A look back at Findlay Market several decades ago. The photos appear to have been taken at two different times, perhaps in the 1960s and 70s. The following interesting images were found in the University of Cincinnati’s Digital Collections. Hat tip to the Digging Cincinnati History facebook page for sharing one of these photos recently.
Findlay Market celebrated its ninth annual Mardi Gras this weekend. Unlike Mardi Gras on Bourbon Street in New Orleans, Findlay Market’s celebration is a family-friendly affair. If you’re looking for a display of drunken debauchery and licentiousness, look somewhere else (perhaps Bockfest?). Mardi Gras is one of the Market’s busiest days of the year and certainly of the winter season.

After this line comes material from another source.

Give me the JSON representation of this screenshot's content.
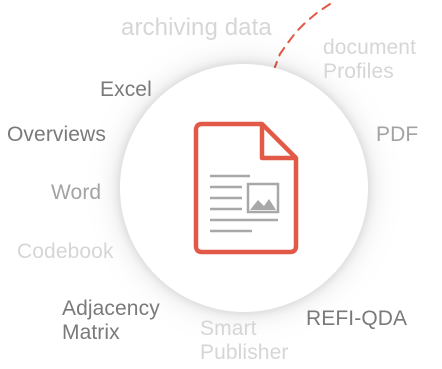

Findlay Market is known as “the most diverse spot” in Cincinnati. It is a gathering place for people of every stripe and sensibility. It is a place to shop or meet someone for a date. The latter was the case for the hapless fellow in the photo. This past Friday night the brazen young man asked 30 different ladies to meet him at Findlay Market for a date – all scheduled for the same time. Perhaps sensing his insincerity, the members of the fairer sex did not show up. May this serve as a warning to pranksters everywhere: beware, the joke may end up on you.
The old Crown Furniture Company building has a new lease on life. Now known as Crown OTR, the building at 1739 Elm Street is located on the streetcar line and directly across the street from Findlay Market. Crown OTR’s facebook page describes itself as “One family’s personal journey through their contribution to the revitilization of a historic neighborhood.”
Here is owner Kim Starbuck voicing her support for the streetcar and OTR:
Editor’s note: This post tells the story of a mysterious John Breiner ghost tile found near Findlay Market and was originally published on the always enlightening VisuaLingual blog. VisuaLingual originally posted the photo and by power of the internet was contacted by a descendant of John Breiner. VisuaLingual is a design studio based in Over-the-Rhine with an emphasis on all things place-based – from seed bombs and vintage typography tea towels to street grid coasters and building footprint neck ties. Learn more about VisuaLingual here and shop its Etsy store here.
John Breiner was born in Austria-Hungary in 1880. He was a tailor by trade. With his wife Anna and their young daughter Frances, he came to the US in 1904, settling in Over-the-Rhine. By 1915, the family was living above Breiner’s Dry Goods, their store at 126 Elder St. between Race and Elm, shown here.
Here’s a photo of John Breiner standing in front of his store. According to his grandson, “He sold the first Victrola Record player in Cincinnati and became very wealthy before the Great Depression.”
After Frances, John and Anna had two more children: Gladys and John M. When John passed away in 1941, Anna and Gladys took over the running of the store until it closed in 1957, a year after Anna’s death.
In the words of John Breiner’s grandson, “He helped thousands of immigrants from the Austro-Hungarian empire (Austria, Hungary, Czechoslovakia and other Eastern European nations) settle in the Over the Rhine area by speaking 7 different languages fluently. Many children were named after grandpa (John or Johann) in honor of him helping them.”
As evidenced in Gladys’ obituary below, after World War II, she also “worked with her mother, Anna Breiner, to help hundreds of immigrants from the former Austro-Hungarian empire settle in the Over-the-Rhine area [...] Mrs. Deak helped the immigrants by finding shelter, mailing packages to Europe, providing moral and financial support.”
Now you know a little more about the man behind the name in tile. The preservation (or at least cleaning) of Over-the-Rhine’s tile work seems like an arduous and rewarding endeavor for those interested in preservation action… Much as Taste of Belgium did at its Bistro location at 12th and Vine (photos here and here)